Damned If I Do is short stories, yes. That I have a curious relationship with short fiction is undisputed, but there are some like Breece D'J Pancake and Haruki Murakami that just have to be read, objections or no. Thankfully, it appears Everett has inherited some of their ability to write convincing, understated and ultimately addictive snippets of prose. And snippets they are. Somewhere I read once a quote from China Mielville where he says he just loves it when writers don't show the reader the monster in its entirety, that leaving something of the horror to the imagination of his audience adds a level of engagement and makes the …

A Death In The Family: My Struggle Volume 1 by Karl Ove Knausgaard

I sit here, wearing my limited edition Knausgaard t-shirt, immensely grateful to the kind people at Vintage Books for their surprising gift of the first four novels (and aforementioned t-shirt) simply as a result of being able to post a comment on their YouTube Vlog. There may have been a hidden agenda, considering I'm a book blogger (What, interrobang, a book blogger, interrobang and so on...) but I prefer to believe they picked me at random. Because I'm ace. 
Nonetheless, I had no idea what to expect of these books. I did do a little reading, and found lots of very interesting articles about Karl Ove Knausgaard, including this entertaining one in the Wall Street Journal. But in all honesty, nothing prepared me for reading them, and I can see why they cause controversy and consternation wherever they are translated (which is pretty much everywhere).
First off, being intelligent and perspicacious readers as I trust you all to be, you will no doubt have spotted the whole Godwin&#…

A Bright Moon For Fools by Jasper Gibson

Ah, what would be a review penned by yours truly without some sort of grovelling apology at the outset? A better review no doubt, but that aside I can't help but continue the tiresome tradition with an apology. Sorry to my regular robotic readers (hi bots!) but I have been very neglectful of the blog of late, having been tied up with my pursuit of a broader spectrum of dilettantism; I've been taking part in a number of MOOCs offered by various HEIs on the FutureLearn platform. Worth checking out if you ask me.

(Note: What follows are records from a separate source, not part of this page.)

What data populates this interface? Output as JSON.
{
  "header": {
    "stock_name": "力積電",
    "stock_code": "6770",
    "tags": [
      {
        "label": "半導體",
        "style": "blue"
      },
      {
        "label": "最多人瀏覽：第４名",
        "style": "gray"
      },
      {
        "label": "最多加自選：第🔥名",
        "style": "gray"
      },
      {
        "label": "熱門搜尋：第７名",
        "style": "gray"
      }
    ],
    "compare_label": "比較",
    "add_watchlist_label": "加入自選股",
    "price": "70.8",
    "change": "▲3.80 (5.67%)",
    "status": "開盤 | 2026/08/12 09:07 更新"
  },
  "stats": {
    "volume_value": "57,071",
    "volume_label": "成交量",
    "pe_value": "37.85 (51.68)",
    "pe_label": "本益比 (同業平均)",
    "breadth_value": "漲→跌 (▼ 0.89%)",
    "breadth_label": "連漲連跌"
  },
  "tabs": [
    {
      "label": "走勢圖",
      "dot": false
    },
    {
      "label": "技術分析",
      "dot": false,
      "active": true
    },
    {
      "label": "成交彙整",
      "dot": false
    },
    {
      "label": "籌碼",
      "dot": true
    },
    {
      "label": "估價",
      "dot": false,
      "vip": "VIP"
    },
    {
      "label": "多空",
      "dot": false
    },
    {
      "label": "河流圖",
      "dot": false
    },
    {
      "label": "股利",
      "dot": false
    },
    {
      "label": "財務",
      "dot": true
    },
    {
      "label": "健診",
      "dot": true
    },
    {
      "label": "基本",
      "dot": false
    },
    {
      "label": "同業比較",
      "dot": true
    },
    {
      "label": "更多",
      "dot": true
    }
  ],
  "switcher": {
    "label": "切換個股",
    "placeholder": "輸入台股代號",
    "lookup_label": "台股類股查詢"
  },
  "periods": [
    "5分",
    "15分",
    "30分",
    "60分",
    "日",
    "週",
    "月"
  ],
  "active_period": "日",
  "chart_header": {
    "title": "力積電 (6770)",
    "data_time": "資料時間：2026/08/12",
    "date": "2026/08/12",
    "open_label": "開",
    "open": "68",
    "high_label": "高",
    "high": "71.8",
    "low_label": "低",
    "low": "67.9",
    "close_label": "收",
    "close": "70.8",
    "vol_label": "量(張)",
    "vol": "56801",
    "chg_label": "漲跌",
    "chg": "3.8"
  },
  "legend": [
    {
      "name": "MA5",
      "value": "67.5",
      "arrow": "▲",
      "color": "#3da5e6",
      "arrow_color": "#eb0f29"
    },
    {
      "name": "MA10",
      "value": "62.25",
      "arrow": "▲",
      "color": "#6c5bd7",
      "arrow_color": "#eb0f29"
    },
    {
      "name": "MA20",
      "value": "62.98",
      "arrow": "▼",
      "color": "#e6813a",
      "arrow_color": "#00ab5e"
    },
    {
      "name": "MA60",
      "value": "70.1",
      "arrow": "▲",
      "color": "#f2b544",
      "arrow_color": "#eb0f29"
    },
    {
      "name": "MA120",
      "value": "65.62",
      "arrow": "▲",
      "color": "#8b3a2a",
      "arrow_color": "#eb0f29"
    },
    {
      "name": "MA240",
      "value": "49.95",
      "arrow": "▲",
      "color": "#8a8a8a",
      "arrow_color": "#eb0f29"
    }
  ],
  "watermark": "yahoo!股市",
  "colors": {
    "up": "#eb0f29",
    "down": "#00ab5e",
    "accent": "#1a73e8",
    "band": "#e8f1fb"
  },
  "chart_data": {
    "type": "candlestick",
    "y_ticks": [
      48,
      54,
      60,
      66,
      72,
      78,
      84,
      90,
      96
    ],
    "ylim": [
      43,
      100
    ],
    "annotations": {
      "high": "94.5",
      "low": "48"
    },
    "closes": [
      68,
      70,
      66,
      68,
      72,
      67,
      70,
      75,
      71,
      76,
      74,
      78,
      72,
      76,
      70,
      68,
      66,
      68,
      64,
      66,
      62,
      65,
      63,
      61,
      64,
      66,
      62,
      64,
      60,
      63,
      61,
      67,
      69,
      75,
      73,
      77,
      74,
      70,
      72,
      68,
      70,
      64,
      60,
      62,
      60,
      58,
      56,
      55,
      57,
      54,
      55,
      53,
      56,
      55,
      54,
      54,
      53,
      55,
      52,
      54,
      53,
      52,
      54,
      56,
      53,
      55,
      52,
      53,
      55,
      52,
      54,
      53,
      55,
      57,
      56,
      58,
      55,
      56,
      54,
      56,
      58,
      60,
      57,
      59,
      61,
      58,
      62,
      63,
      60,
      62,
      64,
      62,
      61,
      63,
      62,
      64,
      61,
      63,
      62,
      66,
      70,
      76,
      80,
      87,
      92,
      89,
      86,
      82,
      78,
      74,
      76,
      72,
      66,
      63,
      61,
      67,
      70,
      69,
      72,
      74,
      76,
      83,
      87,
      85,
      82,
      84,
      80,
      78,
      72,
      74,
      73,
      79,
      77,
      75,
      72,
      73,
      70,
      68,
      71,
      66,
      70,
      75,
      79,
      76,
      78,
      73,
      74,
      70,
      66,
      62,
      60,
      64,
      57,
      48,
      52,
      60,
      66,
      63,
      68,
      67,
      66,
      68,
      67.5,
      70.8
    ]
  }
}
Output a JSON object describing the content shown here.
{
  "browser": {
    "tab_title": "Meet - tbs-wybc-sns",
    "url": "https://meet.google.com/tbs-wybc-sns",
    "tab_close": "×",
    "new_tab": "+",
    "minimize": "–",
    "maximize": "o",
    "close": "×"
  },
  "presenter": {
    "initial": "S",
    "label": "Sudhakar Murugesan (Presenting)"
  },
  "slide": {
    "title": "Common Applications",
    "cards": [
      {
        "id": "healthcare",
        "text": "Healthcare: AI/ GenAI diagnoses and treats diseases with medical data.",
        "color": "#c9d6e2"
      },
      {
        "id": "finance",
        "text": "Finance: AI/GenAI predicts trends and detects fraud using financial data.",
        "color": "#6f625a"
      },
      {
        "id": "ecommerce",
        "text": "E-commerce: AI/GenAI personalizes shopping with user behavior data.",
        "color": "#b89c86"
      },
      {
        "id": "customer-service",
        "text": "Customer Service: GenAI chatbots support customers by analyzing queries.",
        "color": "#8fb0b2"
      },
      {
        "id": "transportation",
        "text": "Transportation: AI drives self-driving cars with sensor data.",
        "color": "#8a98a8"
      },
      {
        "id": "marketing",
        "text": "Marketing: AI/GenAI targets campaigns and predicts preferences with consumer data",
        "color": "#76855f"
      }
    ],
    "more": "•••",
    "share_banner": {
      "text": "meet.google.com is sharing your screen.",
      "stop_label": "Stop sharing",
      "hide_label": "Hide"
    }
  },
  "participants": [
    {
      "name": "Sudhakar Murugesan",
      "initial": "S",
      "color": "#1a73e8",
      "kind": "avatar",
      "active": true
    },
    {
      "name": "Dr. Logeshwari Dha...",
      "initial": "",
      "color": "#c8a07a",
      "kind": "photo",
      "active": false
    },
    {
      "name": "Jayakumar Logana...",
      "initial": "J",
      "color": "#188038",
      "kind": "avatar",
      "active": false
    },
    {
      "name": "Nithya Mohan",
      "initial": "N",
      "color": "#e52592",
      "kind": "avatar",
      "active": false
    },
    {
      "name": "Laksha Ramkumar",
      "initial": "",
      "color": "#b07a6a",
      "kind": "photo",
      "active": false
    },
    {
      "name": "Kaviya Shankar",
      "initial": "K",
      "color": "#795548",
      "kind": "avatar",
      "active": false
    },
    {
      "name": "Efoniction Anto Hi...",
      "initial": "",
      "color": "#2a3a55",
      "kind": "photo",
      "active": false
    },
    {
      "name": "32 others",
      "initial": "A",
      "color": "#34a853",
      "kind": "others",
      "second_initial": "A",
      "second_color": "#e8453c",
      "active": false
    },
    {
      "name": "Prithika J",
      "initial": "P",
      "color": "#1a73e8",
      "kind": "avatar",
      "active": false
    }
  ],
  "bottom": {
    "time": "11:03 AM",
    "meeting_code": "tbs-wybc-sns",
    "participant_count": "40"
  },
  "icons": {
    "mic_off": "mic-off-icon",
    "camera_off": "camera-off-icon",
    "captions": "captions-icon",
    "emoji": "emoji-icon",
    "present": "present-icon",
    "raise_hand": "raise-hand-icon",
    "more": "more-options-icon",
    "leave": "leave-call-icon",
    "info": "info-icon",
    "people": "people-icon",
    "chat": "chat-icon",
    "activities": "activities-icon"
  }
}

(Subtle enough plug, you think?)
Anyway, the break afforded by a foray into further education has proved something of a test for Jasper Gibson and his fiction. In truth, it took me a little while to remember what exactly the novel was about, who was in it, and how I felt about the whole thing. Instant alarm bells. Of course, having had a break, I'd had a good crack at filling my head with a whole bunch of other things worth remembering, so maybe it all just got squeeze…

Open Door by Iosi Havilio

*Shame Klaxon*
I am ashamed to admit it but I know next to nothing about Borges. I know the names of his books. I know he crops up almost without fail when conversations include literature from South America. I know his words book-end so many novels that I have that habitual proving-my-bold-assertion-mind-blankness which means my brain knows it to be true and won't humour your scepticism with an example*. And I know it's likely the biggest single lacuna in my entire reading history**.
So you may imagine my lack of surprise, on finishing this novel and reading the afterword by Oscar Guardiola-Rivera, lecturer at Birkbeck College, London, and author of works on the history and politics of Latin America, that Borges pops up, within three lines of text. Three lines! He wastes no time does Oscar. Of course, my shame bristled and I was ready to adopt the usual casual hostility to something of which I was ignorant. But straight away, I understood what he was saying. I have often consid…